When a reporter insisted the senators seemed “to represent the antithesis of [Carter’s] view that the civil rights acts of the 1960s were beneficial to the South” Carter outright rejected the notion, saying: “I doubt that that’s correct.” Stennis insisted, however, that he “never voted for a civil rights bill,” to which Eastland added, “Neither did I.”

Perhaps the most powerful Southern surrogate for the Carter campaign in 1976 was Wallace, the public face of segregationist resistance in the 1960s. The governor had endorsed Carter at the Democratic National Convention and joined the nominee on the rostrum following Carter’s acceptance speech. Wallace also played a significant role in securing support for Carter in Mississippi, Alabama and the Florida panhandle during the general election.

Without these three states’ 33 electoral votes, Carter would have lost. Years later, Carter’s regional campaign manager James Free concluded: “We owe [Wallace] a lot.”

Which brings us back to Biden. His history is not one of supporting the segregationist cause, or anything close to it. He rightly touts legislative successes in the area of civil rights as major achievements in his career. As such, he shouldn’t be tarred by Eastland’s segregationist stances because of a comment or some legislation he worked on 40 years ago — just as President Carter shouldn’t.

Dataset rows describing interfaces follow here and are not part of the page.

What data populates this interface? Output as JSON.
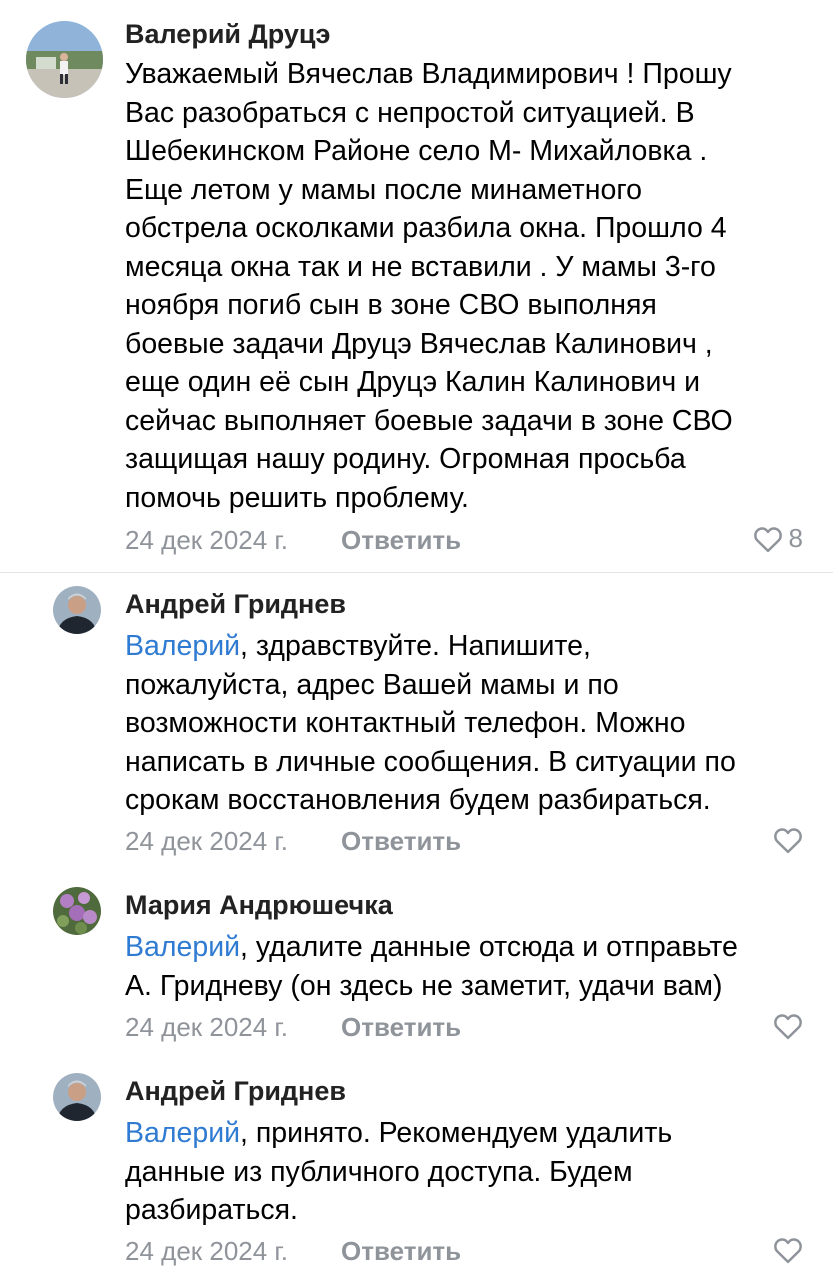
{
  "colors": {
    "mention": "#2f7bd1",
    "meta": "#8f949b",
    "divider": "#e1e3e6"
  },
  "comments": [
    {
      "author": "Валерий Друцэ",
      "lines": [
        "Уважаемый Вячеслав Владимирович ! Прошу",
        "Вас разобраться с непростой ситуацией. В",
        "Шебекинском  Районе село М- Михайловка .",
        "Еще летом у мамы после минаметного",
        "обстрела осколками разбила окна. Прошло 4",
        "месяца окна так и не вставили . У мамы 3-го",
        "ноября погиб сын в зоне СВО выполняя",
        "боевые задачи Друцэ Вячеслав Калинович ,",
        "еще один её сын Друцэ Калин Калинович и",
        "сейчас выполняет боевые задачи в зоне СВО",
        "защищая нашу родину. Огромная просьба",
        "помочь решить проблему."
      ],
      "date": "24 дек 2024 г.",
      "reply_label": "Ответить",
      "likes": "8",
      "like_icon": "heart-outline-icon"
    },
    {
      "author": "Андрей Гриднев",
      "mention": "Валерий",
      "first_line_rest": ", здравствуйте. Напишите,",
      "lines": [
        "пожалуйста, адрес Вашей мамы и по",
        "возможности контактный телефон. Можно",
        "написать в личные сообщения. В ситуации по",
        "срокам восстановления будем разбираться."
      ],
      "date": "24 дек 2024 г.",
      "reply_label": "Ответить",
      "like_icon": "heart-outline-icon"
    },
    {
      "author": "Мария Андрюшечка",
      "mention": "Валерий",
      "first_line_rest": ", удалите данные отсюда и отправьте",
      "lines": [
        "А. Гридневу (он здесь не заметит, удачи вам)"
      ],
      "date": "24 дек 2024 г.",
      "reply_label": "Ответить",
      "like_icon": "heart-outline-icon"
    },
    {
      "author": "Андрей Гриднев",
      "mention": "Валерий",
      "first_line_rest": ", принято. Рекомендуем удалить",
      "lines": [
        "данные из публичного доступа. Будем",
        "разбираться."
      ],
      "date": "24 дек 2024 г.",
      "reply_label": "Ответить",
      "like_icon": "heart-outline-icon"
    }
  ]
}
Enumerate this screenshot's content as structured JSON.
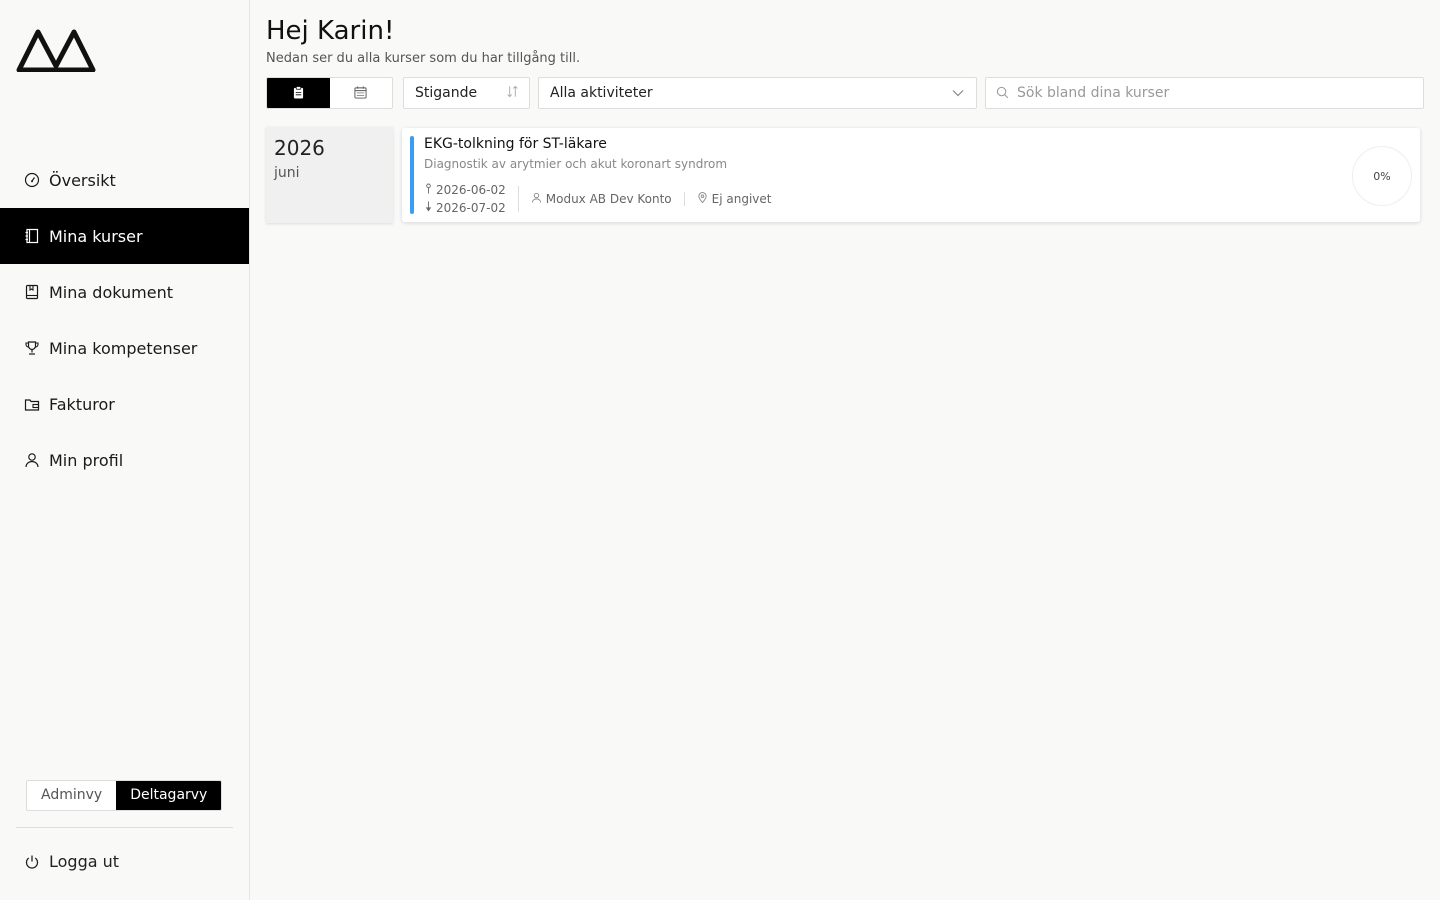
{
  "sidebar": {
    "nav": [
      {
        "label": "Översikt",
        "icon": "gauge-icon",
        "active": false
      },
      {
        "label": "Mina kurser",
        "icon": "notebook-icon",
        "active": true
      },
      {
        "label": "Mina dokument",
        "icon": "book-icon",
        "active": false
      },
      {
        "label": "Mina kompetenser",
        "icon": "trophy-icon",
        "active": false
      },
      {
        "label": "Fakturor",
        "icon": "wallet-icon",
        "active": false
      },
      {
        "label": "Min profil",
        "icon": "user-icon",
        "active": false
      }
    ],
    "view_toggle": {
      "admin_label": "Adminvy",
      "participant_label": "Deltagarvy",
      "selected": "Deltagarvy"
    },
    "logout_label": "Logga ut"
  },
  "header": {
    "greeting": "Hej Karin!",
    "subtitle": "Nedan ser du alla kurser som du har tillgång till."
  },
  "toolbar": {
    "selected_mode": "list",
    "sort_value": "Stigande",
    "activity_value": "Alla aktiviteter",
    "search_placeholder": "Sök bland dina kurser"
  },
  "groups": [
    {
      "year": "2026",
      "month": "juni",
      "courses": [
        {
          "title": "EKG-tolkning för ST-läkare",
          "description": "Diagnostik av arytmier och akut koronart syndrom",
          "start_date": "2026-06-02",
          "end_date": "2026-07-02",
          "organizer": "Modux AB Dev Konto",
          "location": "Ej angivet",
          "progress": "0%",
          "accent_color": "#3b9cf5"
        }
      ]
    }
  ],
  "colors": {
    "active_bg": "#000000",
    "accent": "#3b9cf5",
    "background": "#f9f9f8"
  }
}
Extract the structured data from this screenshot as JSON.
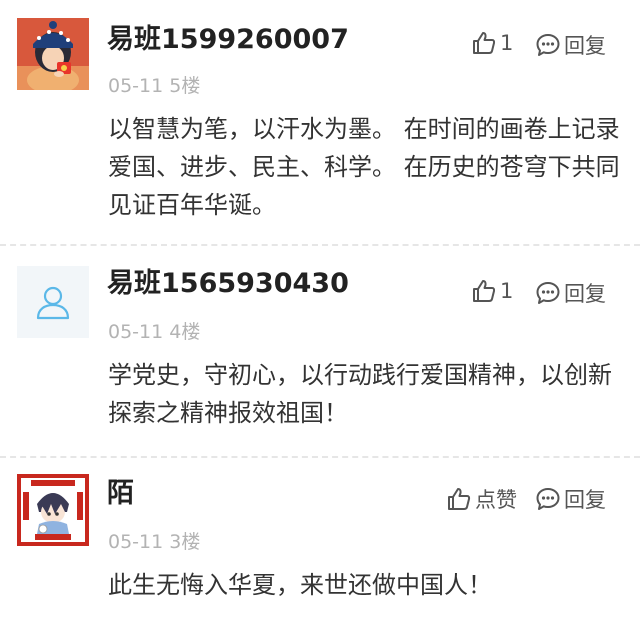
{
  "comments": [
    {
      "username": "易班1599260007",
      "date": "05-11",
      "floor": "5楼",
      "text": "以智慧为笔，以汗水为墨。 在时间的画卷上记录爱国、进步、民主、科学。 在历史的苍穹下共同见证百年华诞。",
      "like_label": "1",
      "reply_label": "回复",
      "avatar_icon": "girl-red-hat-avatar"
    },
    {
      "username": "易班1565930430",
      "date": "05-11",
      "floor": "4楼",
      "text": "学党史，守初心，以行动践行爱国精神，以创新探索之精神报效祖国！",
      "like_label": "1",
      "reply_label": "回复",
      "avatar_icon": "default-user-avatar"
    },
    {
      "username": "陌",
      "date": "05-11",
      "floor": "3楼",
      "text": "此生无悔入华夏，来世还做中国人！",
      "like_label": "点赞",
      "reply_label": "回复",
      "avatar_icon": "anime-boy-avatar"
    }
  ],
  "colors": {
    "text": "#333333",
    "meta": "#b3b3b3",
    "divider": "#e6e6e6",
    "avatar_placeholder_icon": "#5bb8e8"
  }
}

Working with people you disagree with to enact policy that you believe will improve the country isn’t a negative. In fact, this type of bipartisanship (and cross-ideological engagement regardless of party labels) should be encouraged. Biden is right that we need more civility — and the ability to talk across ideological and partisan gulfs — in our politics.

Moreover, what the Carter example illustrates is that men like Eastland and Stennis were still powerful figures when Biden joined the Senate in 1973. Without the support of the South, secured in part thanks to endorsements from the likes of Wallace, Eastland and Stennis, Carter would have lost the 1976 presidential election. Similarly, thanks to their accrued seniority, these men and their allies had real power over what bills became law. Stennis served in the Senate until 1989, and Biden’s longtime Republican counterpart on the Judiciary Committee, Strom Thurmond (R-S.C.), infamous for his filibuster against the 1957 Civil Rights Act, served until 2003.

Where Biden erred is in believing such examples of working across ideological lines would be greeted positively today, when all of this historical context has been lost. Such a move is political malpractice. Biden’s long history of working across the partisan divide in an attempt to find solutions to Americans’ problems is a strength. He should be proud of it.

Condemning him for working with the likes of Eastland would be profoundly ahistoric. After all, every senator in the 1970s and 1980s did this sort of thing. It was the only way to get anything done in Congress at the time. But Biden needs to be more politically aware on the campaign trail as to how times have changed, and leave history to the historians.